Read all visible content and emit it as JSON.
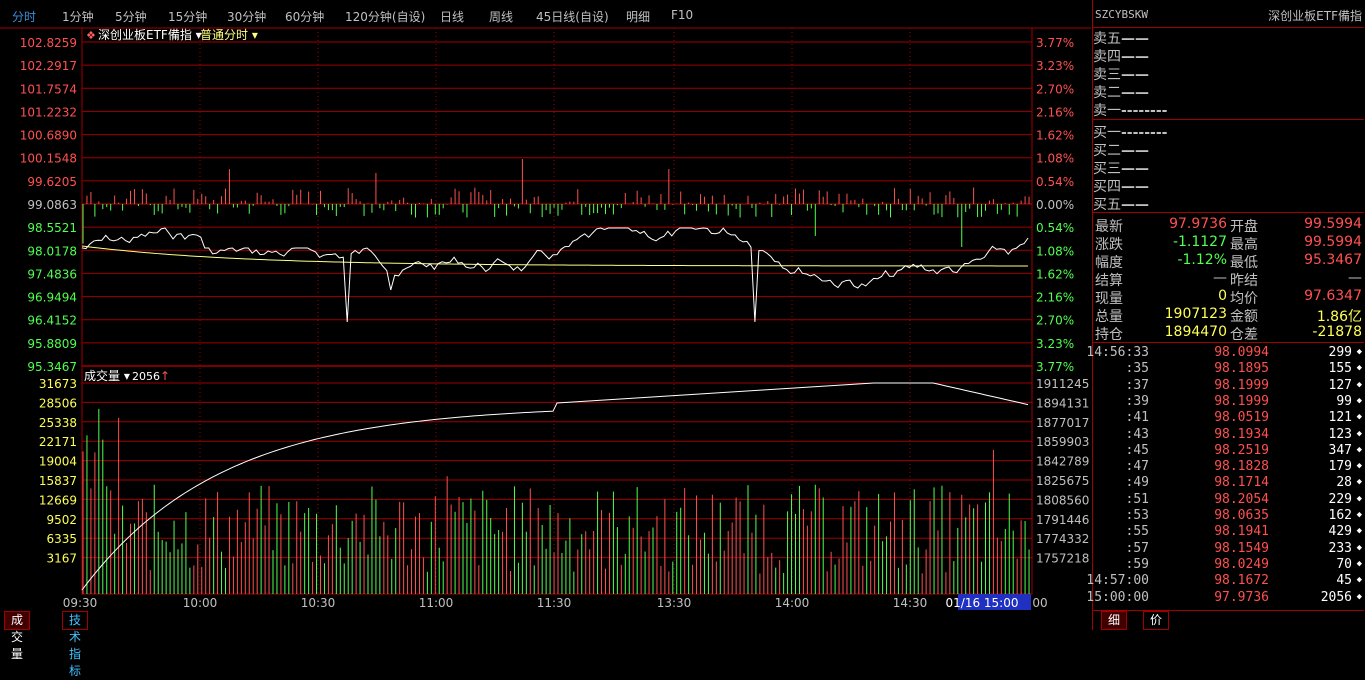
{
  "toolbar": {
    "tabs": [
      "分时",
      "1分钟",
      "5分钟",
      "15分钟",
      "30分钟",
      "60分钟",
      "120分钟(自设)",
      "日线",
      "周线",
      "45日线(自设)",
      "明细",
      "F10"
    ],
    "active": 0
  },
  "chart_title": {
    "name": "深创业板ETF備指",
    "mode": "普通分时"
  },
  "price_axis": {
    "left": [
      "102.8259",
      "102.2917",
      "101.7574",
      "101.2232",
      "100.6890",
      "100.1548",
      "99.6205",
      "99.0863",
      "98.5521",
      "98.0178",
      "97.4836",
      "96.9494",
      "96.4152",
      "95.8809",
      "95.3467"
    ],
    "right": [
      "3.77%",
      "3.23%",
      "2.70%",
      "2.16%",
      "1.62%",
      "1.08%",
      "0.54%",
      "0.00%",
      "0.54%",
      "1.08%",
      "1.62%",
      "2.16%",
      "2.70%",
      "3.23%",
      "3.77%"
    ]
  },
  "volume_header": {
    "label": "成交量",
    "value": "2056"
  },
  "volume_axis": {
    "left": [
      "31673",
      "28506",
      "25338",
      "22171",
      "19004",
      "15837",
      "12669",
      "9502",
      "6335",
      "3167"
    ],
    "right": [
      "1911245",
      "1894131",
      "1877017",
      "1859903",
      "1842789",
      "1825675",
      "1808560",
      "1791446",
      "1774332",
      "1757218"
    ]
  },
  "time_axis": [
    "09:30",
    "10:00",
    "10:30",
    "11:00",
    "11:30",
    "13:30",
    "14:00",
    "14:30",
    "01/16 15:00",
    "00"
  ],
  "bottom_tabs": [
    "成交量",
    "技术指标"
  ],
  "right_panel": {
    "code": "SZCYBSKW",
    "name": "深创业板ETF備指",
    "asks": [
      {
        "label": "卖五",
        "price": "—",
        "vol": "—"
      },
      {
        "label": "卖四",
        "price": "—",
        "vol": "—"
      },
      {
        "label": "卖三",
        "price": "—",
        "vol": "—"
      },
      {
        "label": "卖二",
        "price": "—",
        "vol": "—"
      },
      {
        "label": "卖一",
        "price": "----",
        "vol": "----"
      }
    ],
    "bids": [
      {
        "label": "买一",
        "price": "----",
        "vol": "----"
      },
      {
        "label": "买二",
        "price": "—",
        "vol": "—"
      },
      {
        "label": "买三",
        "price": "—",
        "vol": "—"
      },
      {
        "label": "买四",
        "price": "—",
        "vol": "—"
      },
      {
        "label": "买五",
        "price": "—",
        "vol": "—"
      }
    ],
    "stats": [
      {
        "l1": "最新",
        "v1": "97.9736",
        "l2": "开盘",
        "v2": "99.5994",
        "c1": "#ff5050",
        "c2": "#ff5050"
      },
      {
        "l1": "涨跌",
        "v1": "-1.1127",
        "l2": "最高",
        "v2": "99.5994",
        "c1": "#50ff50",
        "c2": "#ff5050"
      },
      {
        "l1": "幅度",
        "v1": "-1.12%",
        "l2": "最低",
        "v2": "95.3467",
        "c1": "#50ff50",
        "c2": "#ff5050"
      },
      {
        "l1": "结算",
        "v1": "—",
        "l2": "昨结",
        "v2": "—",
        "c1": "#c0c0c0",
        "c2": "#c0c0c0"
      },
      {
        "l1": "现量",
        "v1": "0",
        "l2": "均价",
        "v2": "97.6347",
        "c1": "#ffff55",
        "c2": "#ff5050"
      },
      {
        "l1": "总量",
        "v1": "1907123",
        "l2": "金额",
        "v2": "1.86亿",
        "c1": "#ffff55",
        "c2": "#ffff55"
      },
      {
        "l1": "持仓",
        "v1": "1894470",
        "l2": "仓差",
        "v2": "-21878",
        "c1": "#ffff55",
        "c2": "#ffff55"
      }
    ],
    "ticks": [
      {
        "t": "14:56:33",
        "p": "98.0994",
        "v": "299"
      },
      {
        "t": ":35",
        "p": "98.1895",
        "v": "155"
      },
      {
        "t": ":37",
        "p": "98.1999",
        "v": "127"
      },
      {
        "t": ":39",
        "p": "98.1999",
        "v": "99"
      },
      {
        "t": ":41",
        "p": "98.0519",
        "v": "121"
      },
      {
        "t": ":43",
        "p": "98.1934",
        "v": "123"
      },
      {
        "t": ":45",
        "p": "98.2519",
        "v": "347"
      },
      {
        "t": ":47",
        "p": "98.1828",
        "v": "179"
      },
      {
        "t": ":49",
        "p": "98.1714",
        "v": "28"
      },
      {
        "t": ":51",
        "p": "98.2054",
        "v": "229"
      },
      {
        "t": ":53",
        "p": "98.0635",
        "v": "162"
      },
      {
        "t": ":55",
        "p": "98.1941",
        "v": "429"
      },
      {
        "t": ":57",
        "p": "98.1549",
        "v": "233"
      },
      {
        "t": ":59",
        "p": "98.0249",
        "v": "70"
      },
      {
        "t": "14:57:00",
        "p": "98.1672",
        "v": "45"
      },
      {
        "t": "15:00:00",
        "p": "97.9736",
        "v": "2056"
      }
    ],
    "bottom_tabs": [
      "细",
      "价"
    ]
  },
  "colors": {
    "up": "#ff5050",
    "down": "#50ff50",
    "grid": "#a00000",
    "price_line": "#ffffff",
    "avg_line": "#ffff80",
    "accent": "#3a8fd8"
  }
}
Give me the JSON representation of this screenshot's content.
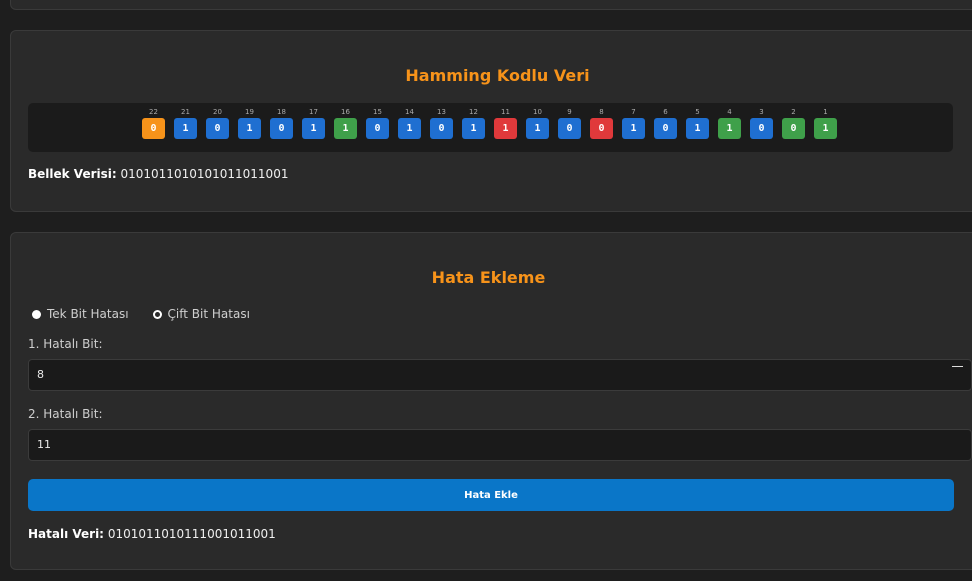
{
  "colors": {
    "accent_title": "#f7931a",
    "bit_data": "#1f6fd1",
    "bit_parity": "#3fa04a",
    "bit_error": "#e0393b",
    "bit_overall": "#f7931a",
    "button": "#0a76c8"
  },
  "hamming": {
    "title": "Hamming Kodlu Veri",
    "bits": [
      {
        "index": "22",
        "value": "0",
        "kind": "overall"
      },
      {
        "index": "21",
        "value": "1",
        "kind": "data"
      },
      {
        "index": "20",
        "value": "0",
        "kind": "data"
      },
      {
        "index": "19",
        "value": "1",
        "kind": "data"
      },
      {
        "index": "18",
        "value": "0",
        "kind": "data"
      },
      {
        "index": "17",
        "value": "1",
        "kind": "data"
      },
      {
        "index": "16",
        "value": "1",
        "kind": "parity"
      },
      {
        "index": "15",
        "value": "0",
        "kind": "data"
      },
      {
        "index": "14",
        "value": "1",
        "kind": "data"
      },
      {
        "index": "13",
        "value": "0",
        "kind": "data"
      },
      {
        "index": "12",
        "value": "1",
        "kind": "data"
      },
      {
        "index": "11",
        "value": "1",
        "kind": "error"
      },
      {
        "index": "10",
        "value": "1",
        "kind": "data"
      },
      {
        "index": "9",
        "value": "0",
        "kind": "data"
      },
      {
        "index": "8",
        "value": "0",
        "kind": "error"
      },
      {
        "index": "7",
        "value": "1",
        "kind": "data"
      },
      {
        "index": "6",
        "value": "0",
        "kind": "data"
      },
      {
        "index": "5",
        "value": "1",
        "kind": "data"
      },
      {
        "index": "4",
        "value": "1",
        "kind": "parity"
      },
      {
        "index": "3",
        "value": "0",
        "kind": "data"
      },
      {
        "index": "2",
        "value": "0",
        "kind": "parity"
      },
      {
        "index": "1",
        "value": "1",
        "kind": "parity"
      }
    ],
    "memory_label": "Bellek Verisi:",
    "memory_value": "0101011010101011011001"
  },
  "error_injection": {
    "title": "Hata Ekleme",
    "options": [
      {
        "label": "Tek Bit Hatası",
        "checked": false
      },
      {
        "label": "Çift Bit Hatası",
        "checked": true
      }
    ],
    "bit1_label": "1. Hatalı Bit:",
    "bit1_value": "8",
    "bit2_label": "2. Hatalı Bit:",
    "bit2_value": "11",
    "button_label": "Hata Ekle",
    "result_label": "Hatalı Veri:",
    "result_value": "0101011010111001011001"
  }
}
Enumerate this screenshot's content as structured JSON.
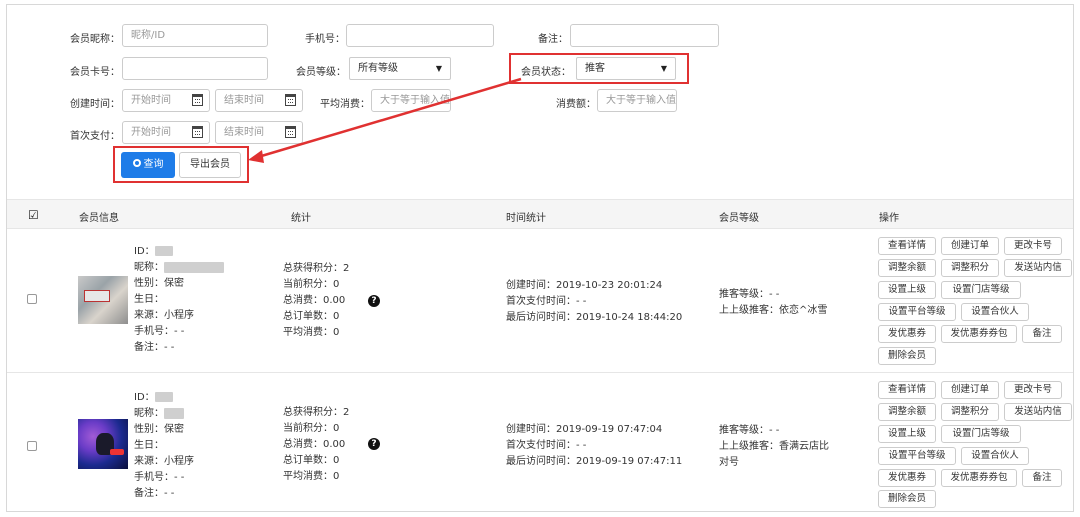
{
  "filters": {
    "nickname_label": "会员昵称：",
    "nickname_placeholder": "昵称/ID",
    "phone_label": "手机号：",
    "remark_label": "备注：",
    "card_label": "会员卡号：",
    "level_label": "会员等级：",
    "level_value": "所有等级",
    "status_label": "会员状态：",
    "status_value": "推客",
    "create_time_label": "创建时间：",
    "start_placeholder": "开始时间",
    "end_placeholder": "结束时间",
    "avg_label": "平均消费：",
    "avg_placeholder": "大于等于输入值",
    "total_label": "消费额：",
    "total_placeholder": "大于等于输入值",
    "first_pay_label": "首次支付：",
    "search_label": "查询",
    "export_label": "导出会员"
  },
  "table": {
    "headers": [
      "会员信息",
      "统计",
      "时间统计",
      "会员等级",
      "操作"
    ],
    "rows": [
      {
        "info": [
          "ID：",
          "昵称：",
          "性别：保密",
          "生日：",
          "来源：小程序",
          "手机号：- -",
          "备注：- -"
        ],
        "stats": [
          "总获得积分：2",
          "当前积分：0",
          "总消费：0.00",
          "总订单数：0",
          "平均消费：0"
        ],
        "times": [
          "创建时间：2019-10-23 20:01:24",
          "首次支付时间：- -",
          "最后访问时间：2019-10-24 18:44:20"
        ],
        "level": [
          "推客等级：- -",
          "上上级推客：依恋^冰雪"
        ]
      },
      {
        "info": [
          "ID：",
          "昵称：",
          "性别：保密",
          "生日：",
          "来源：小程序",
          "手机号：- -",
          "备注：- -"
        ],
        "stats": [
          "总获得积分：2",
          "当前积分：0",
          "总消费：0.00",
          "总订单数：0",
          "平均消费：0"
        ],
        "times": [
          "创建时间：2019-09-19 07:47:04",
          "首次支付时间：- -",
          "最后访问时间：2019-09-19 07:47:11"
        ],
        "level": [
          "推客等级：- -",
          "上上级推客：香满云店比",
          "对号"
        ]
      }
    ],
    "ops": [
      "查看详情",
      "创建订单",
      "更改卡号",
      "调整余额",
      "调整积分",
      "发送站内信",
      "设置上级",
      "设置门店等级",
      "设置平台等级",
      "设置合伙人",
      "发优惠券",
      "发优惠券券包",
      "备注",
      "删除会员"
    ],
    "help_icon": "?"
  },
  "colors": {
    "primary": "#1e7ce8",
    "highlight": "#e03131"
  }
}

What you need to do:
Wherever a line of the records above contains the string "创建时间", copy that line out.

Answer box:
    "create_time_label": "创建时间：",
          "创建时间：2019-10-23 20:01:24",
          "创建时间：2019-09-19 07:47:04",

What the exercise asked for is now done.